↓

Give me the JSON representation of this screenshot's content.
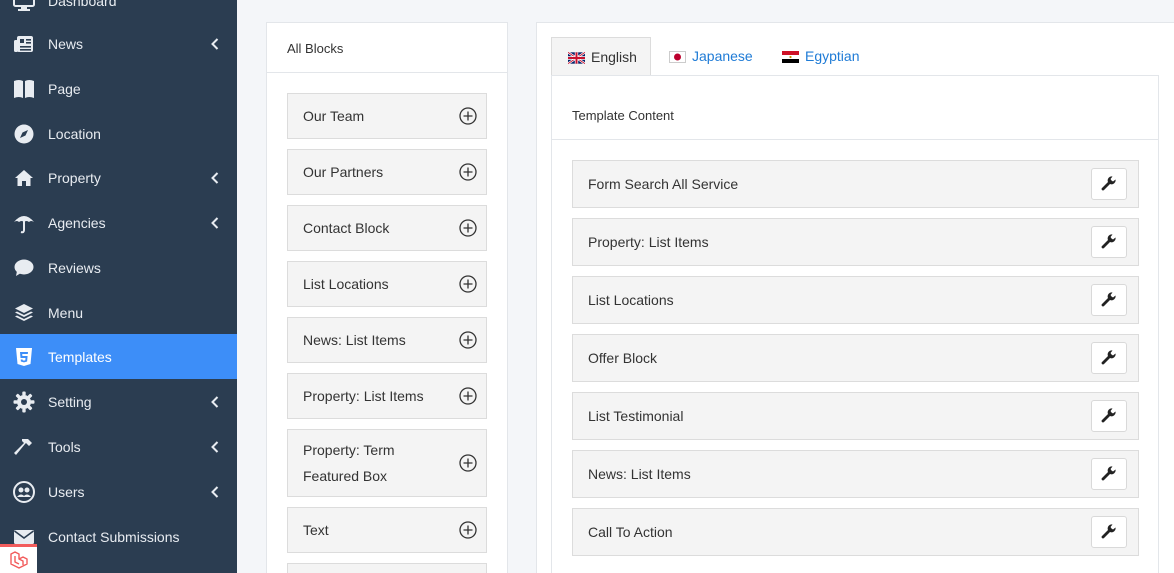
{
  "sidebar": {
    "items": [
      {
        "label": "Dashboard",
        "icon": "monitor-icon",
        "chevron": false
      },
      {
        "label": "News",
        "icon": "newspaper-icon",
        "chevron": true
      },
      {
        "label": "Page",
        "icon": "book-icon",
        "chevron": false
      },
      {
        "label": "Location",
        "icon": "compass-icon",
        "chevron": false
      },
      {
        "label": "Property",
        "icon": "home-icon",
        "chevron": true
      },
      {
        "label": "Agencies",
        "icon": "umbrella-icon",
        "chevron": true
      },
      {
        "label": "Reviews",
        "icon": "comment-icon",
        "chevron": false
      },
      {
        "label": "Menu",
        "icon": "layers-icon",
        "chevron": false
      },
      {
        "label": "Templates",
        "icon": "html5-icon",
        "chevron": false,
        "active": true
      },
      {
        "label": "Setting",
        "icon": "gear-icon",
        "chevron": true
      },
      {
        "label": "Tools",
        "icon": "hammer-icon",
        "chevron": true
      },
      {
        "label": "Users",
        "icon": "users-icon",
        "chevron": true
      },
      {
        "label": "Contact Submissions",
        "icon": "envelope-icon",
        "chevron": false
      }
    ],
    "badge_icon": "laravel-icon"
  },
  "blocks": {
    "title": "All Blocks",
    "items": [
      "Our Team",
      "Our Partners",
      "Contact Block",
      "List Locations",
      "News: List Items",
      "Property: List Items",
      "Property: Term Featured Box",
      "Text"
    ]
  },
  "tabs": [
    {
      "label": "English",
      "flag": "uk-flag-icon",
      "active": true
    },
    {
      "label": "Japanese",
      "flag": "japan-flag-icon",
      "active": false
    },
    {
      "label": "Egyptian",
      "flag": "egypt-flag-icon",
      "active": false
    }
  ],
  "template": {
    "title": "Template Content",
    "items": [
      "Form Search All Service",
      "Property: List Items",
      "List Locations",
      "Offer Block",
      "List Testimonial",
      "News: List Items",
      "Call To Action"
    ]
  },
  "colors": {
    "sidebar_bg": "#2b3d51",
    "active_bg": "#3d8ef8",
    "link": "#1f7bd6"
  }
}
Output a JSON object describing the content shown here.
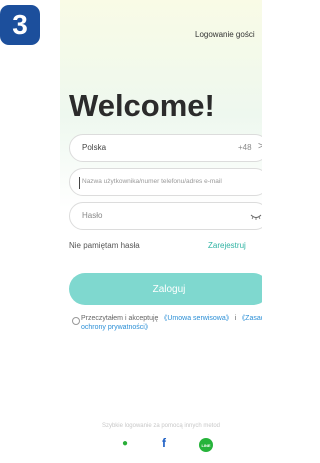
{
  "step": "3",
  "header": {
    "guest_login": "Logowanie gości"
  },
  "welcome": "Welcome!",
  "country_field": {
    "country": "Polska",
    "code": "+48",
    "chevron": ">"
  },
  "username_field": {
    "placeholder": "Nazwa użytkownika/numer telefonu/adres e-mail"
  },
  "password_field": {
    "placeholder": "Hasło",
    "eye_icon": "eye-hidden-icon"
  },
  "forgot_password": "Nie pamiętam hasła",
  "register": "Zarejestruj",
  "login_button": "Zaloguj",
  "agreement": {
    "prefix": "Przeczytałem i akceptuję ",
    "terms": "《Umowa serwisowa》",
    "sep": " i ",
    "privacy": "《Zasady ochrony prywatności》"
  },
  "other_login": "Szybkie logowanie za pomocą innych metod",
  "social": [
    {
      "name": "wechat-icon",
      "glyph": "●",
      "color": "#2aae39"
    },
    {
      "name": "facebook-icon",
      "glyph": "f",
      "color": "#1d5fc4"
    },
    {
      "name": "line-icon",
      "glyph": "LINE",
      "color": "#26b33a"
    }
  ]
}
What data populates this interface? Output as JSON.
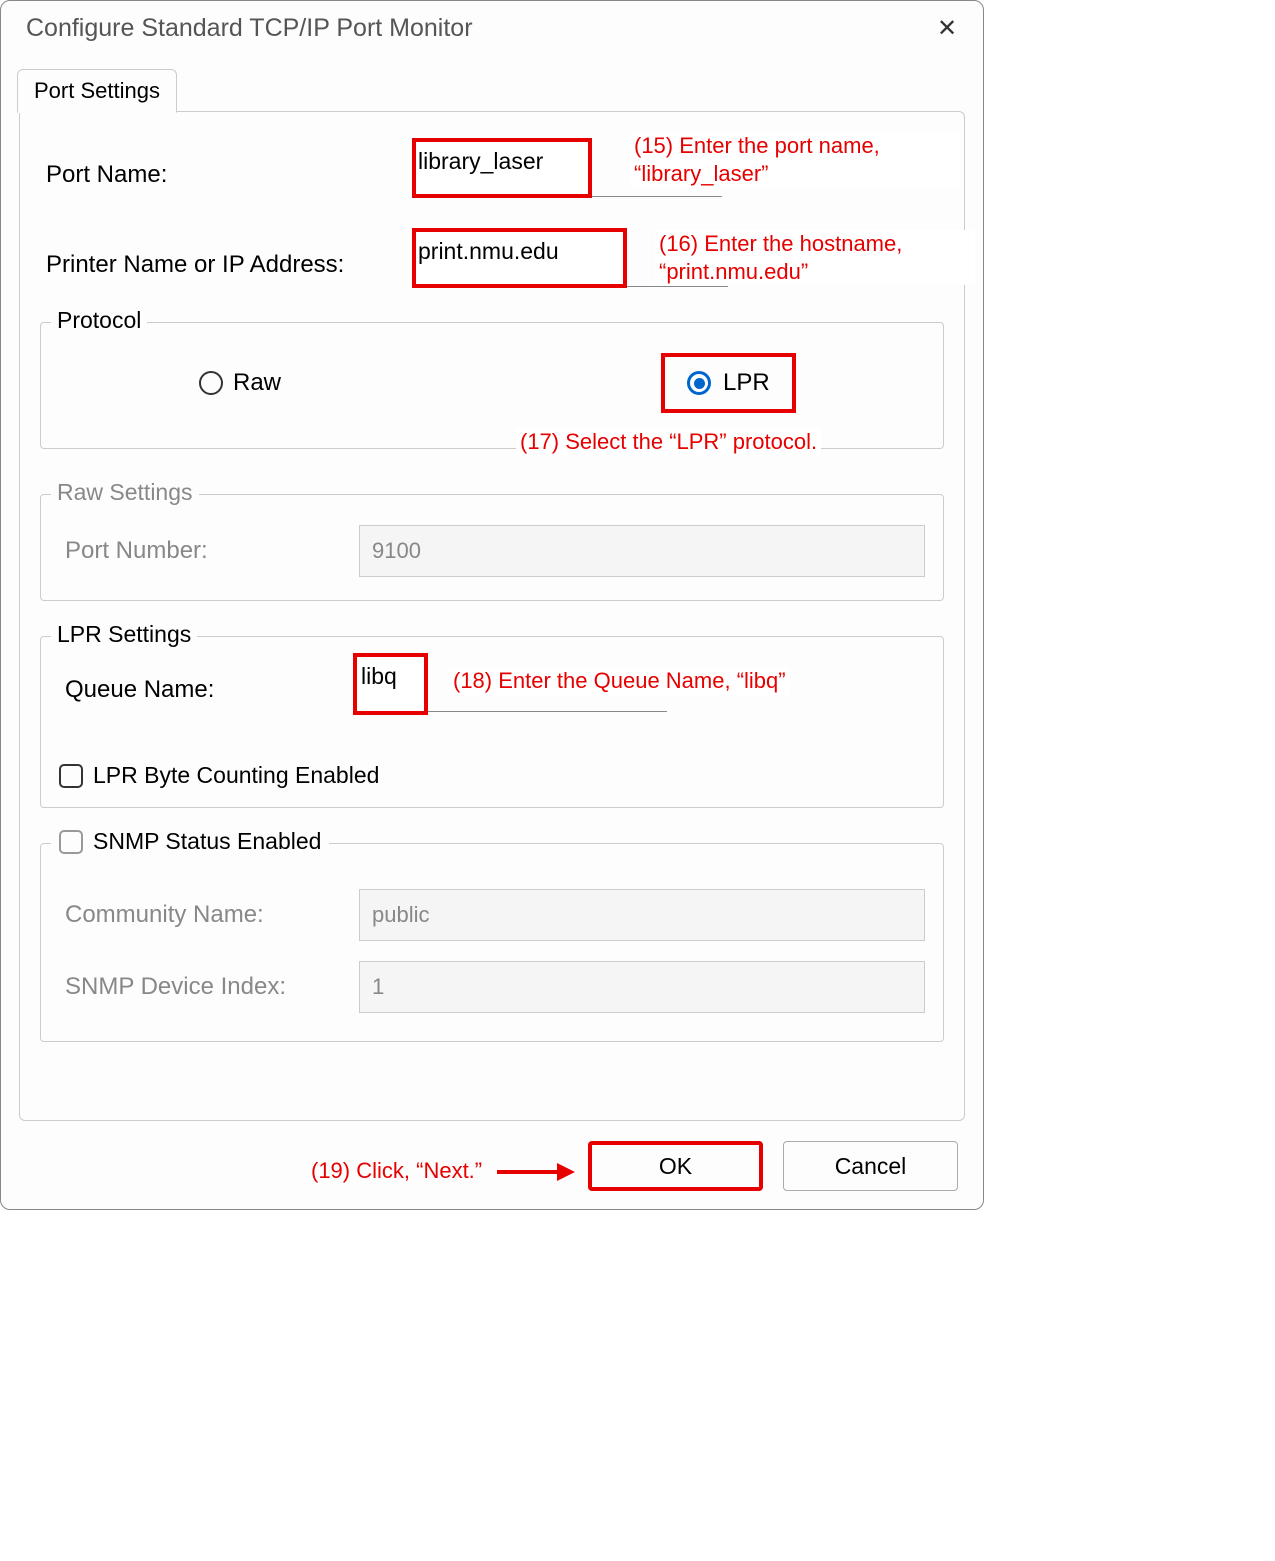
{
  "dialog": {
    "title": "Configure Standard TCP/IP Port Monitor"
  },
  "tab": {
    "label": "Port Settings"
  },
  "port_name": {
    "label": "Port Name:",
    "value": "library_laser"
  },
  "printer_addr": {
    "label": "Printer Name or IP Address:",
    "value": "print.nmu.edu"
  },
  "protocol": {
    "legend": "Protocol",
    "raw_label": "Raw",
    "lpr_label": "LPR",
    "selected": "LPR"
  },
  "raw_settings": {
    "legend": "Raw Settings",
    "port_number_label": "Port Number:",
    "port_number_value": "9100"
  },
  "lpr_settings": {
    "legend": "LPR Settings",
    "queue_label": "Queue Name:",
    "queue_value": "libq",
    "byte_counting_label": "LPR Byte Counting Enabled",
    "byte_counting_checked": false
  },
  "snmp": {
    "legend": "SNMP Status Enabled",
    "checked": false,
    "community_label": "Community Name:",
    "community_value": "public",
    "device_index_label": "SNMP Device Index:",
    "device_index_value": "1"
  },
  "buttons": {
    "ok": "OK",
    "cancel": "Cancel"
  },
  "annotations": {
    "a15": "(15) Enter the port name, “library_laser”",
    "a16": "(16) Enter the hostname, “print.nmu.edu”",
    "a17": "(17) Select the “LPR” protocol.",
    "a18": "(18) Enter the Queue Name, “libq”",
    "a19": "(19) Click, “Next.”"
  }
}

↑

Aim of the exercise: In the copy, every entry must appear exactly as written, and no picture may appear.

Response for this exercise:
Give me the JSON representation of this screenshot's content.
{
  "sidebar": {
    "items": [
      {
        "label": "Dashboard",
        "icon": "monitor-icon",
        "chevron": false
      },
      {
        "label": "News",
        "icon": "newspaper-icon",
        "chevron": true
      },
      {
        "label": "Page",
        "icon": "book-icon",
        "chevron": false
      },
      {
        "label": "Location",
        "icon": "compass-icon",
        "chevron": false
      },
      {
        "label": "Property",
        "icon": "home-icon",
        "chevron": true
      },
      {
        "label": "Agencies",
        "icon": "umbrella-icon",
        "chevron": true
      },
      {
        "label": "Reviews",
        "icon": "comment-icon",
        "chevron": false
      },
      {
        "label": "Menu",
        "icon": "layers-icon",
        "chevron": false
      },
      {
        "label": "Templates",
        "icon": "html5-icon",
        "chevron": false,
        "active": true
      },
      {
        "label": "Setting",
        "icon": "gear-icon",
        "chevron": true
      },
      {
        "label": "Tools",
        "icon": "hammer-icon",
        "chevron": true
      },
      {
        "label": "Users",
        "icon": "users-icon",
        "chevron": true
      },
      {
        "label": "Contact Submissions",
        "icon": "envelope-icon",
        "chevron": false
      }
    ],
    "badge_icon": "laravel-icon"
  },
  "blocks": {
    "title": "All Blocks",
    "items": [
      "Our Team",
      "Our Partners",
      "Contact Block",
      "List Locations",
      "News: List Items",
      "Property: List Items",
      "Property: Term Featured Box",
      "Text"
    ]
  },
  "tabs": [
    {
      "label": "English",
      "flag": "uk-flag-icon",
      "active": true
    },
    {
      "label": "Japanese",
      "flag": "japan-flag-icon",
      "active": false
    },
    {
      "label": "Egyptian",
      "flag": "egypt-flag-icon",
      "active": false
    }
  ],
  "template": {
    "title": "Template Content",
    "items": [
      "Form Search All Service",
      "Property: List Items",
      "List Locations",
      "Offer Block",
      "List Testimonial",
      "News: List Items",
      "Call To Action"
    ]
  },
  "colors": {
    "sidebar_bg": "#2b3d51",
    "active_bg": "#3d8ef8",
    "link": "#1f7bd6"
  }
}
Output a JSON object describing the content shown here.
{
  "step": "3",
  "header": {
    "guest_login": "Logowanie gości"
  },
  "welcome": "Welcome!",
  "country_field": {
    "country": "Polska",
    "code": "+48",
    "chevron": ">"
  },
  "username_field": {
    "placeholder": "Nazwa użytkownika/numer telefonu/adres e-mail"
  },
  "password_field": {
    "placeholder": "Hasło",
    "eye_icon": "eye-hidden-icon"
  },
  "forgot_password": "Nie pamiętam hasła",
  "register": "Zarejestruj",
  "login_button": "Zaloguj",
  "agreement": {
    "prefix": "Przeczytałem i akceptuję ",
    "terms": "《Umowa serwisowa》",
    "sep": " i ",
    "privacy": "《Zasady ochrony prywatności》"
  },
  "other_login": "Szybkie logowanie za pomocą innych metod",
  "social": [
    {
      "name": "wechat-icon",
      "glyph": "●",
      "color": "#2aae39"
    },
    {
      "name": "facebook-icon",
      "glyph": "f",
      "color": "#1d5fc4"
    },
    {
      "name": "line-icon",
      "glyph": "LINE",
      "color": "#26b33a"
    }
  ]
}
What data populates this interface? Output as JSON.
{
  "dialog": {
    "title": "Configure Standard TCP/IP Port Monitor"
  },
  "tab": {
    "label": "Port Settings"
  },
  "port_name": {
    "label": "Port Name:",
    "value": "library_laser"
  },
  "printer_addr": {
    "label": "Printer Name or IP Address:",
    "value": "print.nmu.edu"
  },
  "protocol": {
    "legend": "Protocol",
    "raw_label": "Raw",
    "lpr_label": "LPR",
    "selected": "LPR"
  },
  "raw_settings": {
    "legend": "Raw Settings",
    "port_number_label": "Port Number:",
    "port_number_value": "9100"
  },
  "lpr_settings": {
    "legend": "LPR Settings",
    "queue_label": "Queue Name:",
    "queue_value": "libq",
    "byte_counting_label": "LPR Byte Counting Enabled",
    "byte_counting_checked": false
  },
  "snmp": {
    "legend": "SNMP Status Enabled",
    "checked": false,
    "community_label": "Community Name:",
    "community_value": "public",
    "device_index_label": "SNMP Device Index:",
    "device_index_value": "1"
  },
  "buttons": {
    "ok": "OK",
    "cancel": "Cancel"
  },
  "annotations": {
    "a15": "(15) Enter the port name, “library_laser”",
    "a16": "(16) Enter the hostname, “print.nmu.edu”",
    "a17": "(17) Select the “LPR” protocol.",
    "a18": "(18) Enter the Queue Name, “libq”",
    "a19": "(19) Click, “Next.”"
  }
}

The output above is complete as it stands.